Dr. David Houghton, dean of the Dickinson College of Business and faculty advisor for Enactus, is impressed by the way his club pulled the race off.

“The team organized the event from the ground up,” he said. “It’s great to see how a small group of college students can put on such a big event. The success of the Spero Sprint demonstrates the quality and commitment of our OBU Enactus students. It is a fantastic way to tie together all aspects of business in organizing an event like this.”

Tyler Koonce is in charge of the team putting this year’s race together. One aspect he stresses is that its impact is easily seen since the money from the event goes directly to the OKC refugee community.

“Many times in projects where money is raised for something, the end goal or end use of the funds is unclear,” Koonce said. “But with the Spero Sprint, we know where it is going, and that pushes all of us on the team to work even harder as the race day quickly approaches.”

While the turnout for last year’s race was good, Unruh acknowledged that weather played a significant role as it rained heavily all day. This year, Enactus is hoping for clear skies and a bigger impact. Last year, 55 people registered and ran the race, and Unruh is confident the numbers will be bigger this year.

“We’re hoping for over 100 runners,” she said. “150 would be awesome.”

Another change to this year’s race includes more involvement for those people in Oklahoma City that The Spero Project helps.

“We’re going to try to include the refugee community a little bit more this year,” Unruh said. “The kids are going to make posters, some of the refugees will talk, just so the runners and everyone who’s there has a better understanding.”

Presenting the race for a second year, Enactus feels more confident.
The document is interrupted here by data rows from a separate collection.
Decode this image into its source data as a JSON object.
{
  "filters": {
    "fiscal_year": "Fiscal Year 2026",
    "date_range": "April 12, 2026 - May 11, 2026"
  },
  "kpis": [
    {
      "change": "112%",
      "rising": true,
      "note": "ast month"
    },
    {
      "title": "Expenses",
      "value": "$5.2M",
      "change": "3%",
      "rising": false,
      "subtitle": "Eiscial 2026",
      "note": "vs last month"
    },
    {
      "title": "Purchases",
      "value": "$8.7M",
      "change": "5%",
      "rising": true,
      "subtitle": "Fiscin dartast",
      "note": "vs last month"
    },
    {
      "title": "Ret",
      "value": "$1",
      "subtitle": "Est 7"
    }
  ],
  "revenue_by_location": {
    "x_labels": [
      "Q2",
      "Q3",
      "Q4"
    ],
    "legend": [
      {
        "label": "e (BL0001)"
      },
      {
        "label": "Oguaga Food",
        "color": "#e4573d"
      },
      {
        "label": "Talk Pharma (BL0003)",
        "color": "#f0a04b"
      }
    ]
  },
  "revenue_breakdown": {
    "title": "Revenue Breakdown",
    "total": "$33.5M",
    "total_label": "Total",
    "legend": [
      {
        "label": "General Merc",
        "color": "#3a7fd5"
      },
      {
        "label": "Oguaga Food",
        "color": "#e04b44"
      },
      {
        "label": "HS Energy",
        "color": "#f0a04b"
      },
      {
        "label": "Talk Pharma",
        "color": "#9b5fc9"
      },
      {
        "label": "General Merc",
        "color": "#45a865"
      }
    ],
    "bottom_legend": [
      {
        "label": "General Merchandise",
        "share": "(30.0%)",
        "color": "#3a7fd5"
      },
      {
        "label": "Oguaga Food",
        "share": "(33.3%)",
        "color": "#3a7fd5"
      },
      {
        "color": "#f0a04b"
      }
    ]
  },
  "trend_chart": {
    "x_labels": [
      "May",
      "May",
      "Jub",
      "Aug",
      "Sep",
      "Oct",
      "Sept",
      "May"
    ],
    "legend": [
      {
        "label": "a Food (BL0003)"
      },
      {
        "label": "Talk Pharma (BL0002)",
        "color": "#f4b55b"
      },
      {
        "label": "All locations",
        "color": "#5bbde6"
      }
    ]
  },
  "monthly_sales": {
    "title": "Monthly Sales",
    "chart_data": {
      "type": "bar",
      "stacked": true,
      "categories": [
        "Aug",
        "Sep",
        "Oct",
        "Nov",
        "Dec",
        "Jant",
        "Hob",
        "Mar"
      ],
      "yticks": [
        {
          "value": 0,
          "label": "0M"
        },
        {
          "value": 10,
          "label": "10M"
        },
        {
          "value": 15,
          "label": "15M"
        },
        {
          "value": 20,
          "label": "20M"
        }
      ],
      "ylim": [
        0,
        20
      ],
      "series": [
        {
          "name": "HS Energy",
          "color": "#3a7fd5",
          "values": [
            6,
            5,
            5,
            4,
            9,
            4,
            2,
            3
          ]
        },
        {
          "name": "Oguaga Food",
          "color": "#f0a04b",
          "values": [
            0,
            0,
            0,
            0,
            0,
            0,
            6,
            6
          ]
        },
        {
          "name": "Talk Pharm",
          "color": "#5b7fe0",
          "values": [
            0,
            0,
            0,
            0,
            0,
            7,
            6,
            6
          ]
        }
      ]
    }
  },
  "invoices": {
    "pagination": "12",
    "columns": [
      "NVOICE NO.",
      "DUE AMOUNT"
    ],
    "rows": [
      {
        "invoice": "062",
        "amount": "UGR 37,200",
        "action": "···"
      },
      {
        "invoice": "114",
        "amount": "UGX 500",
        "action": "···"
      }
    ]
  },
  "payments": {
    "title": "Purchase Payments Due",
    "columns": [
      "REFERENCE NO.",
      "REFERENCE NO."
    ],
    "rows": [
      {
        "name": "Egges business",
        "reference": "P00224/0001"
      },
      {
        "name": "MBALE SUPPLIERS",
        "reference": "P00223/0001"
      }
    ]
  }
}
Rather than starting from scratch, this year they can focus on building on their previous success.

“It’s so much easier the second year, because we’ve made the initial connections,” Unruh said. “The first year, we had no idea what we were doing… it was scrambling to get everything together. This year it was better, because we knew what needed to be done, where to go to get certifications, things like that.”

Also absent from this year’s event is the simple stress of starting something new.

“It’s just kind of risky,” Unruh said. “Once you start paying for the race insurance, the timing company – there’s a lot of expenses that go into a 5K that you don’t even think about… if we didn’t come out profitable, our team was going to have to pay for all of this. It was kind of a big leap [at the time].”

Unruh is quick to point out that it doesn’t require running the race to be involved with the project.

“You do not have to participate in the race to support our new neighbors,” she said. “You can donate funds, purchase a t-shirt, listen to the Spero story, and cheer on the runners.”

Runners can register online at Registration for the one mile fun run is $25 and for the 5k is $35. Ferris wheel ride tickets will also be available for purchase on the day of the race.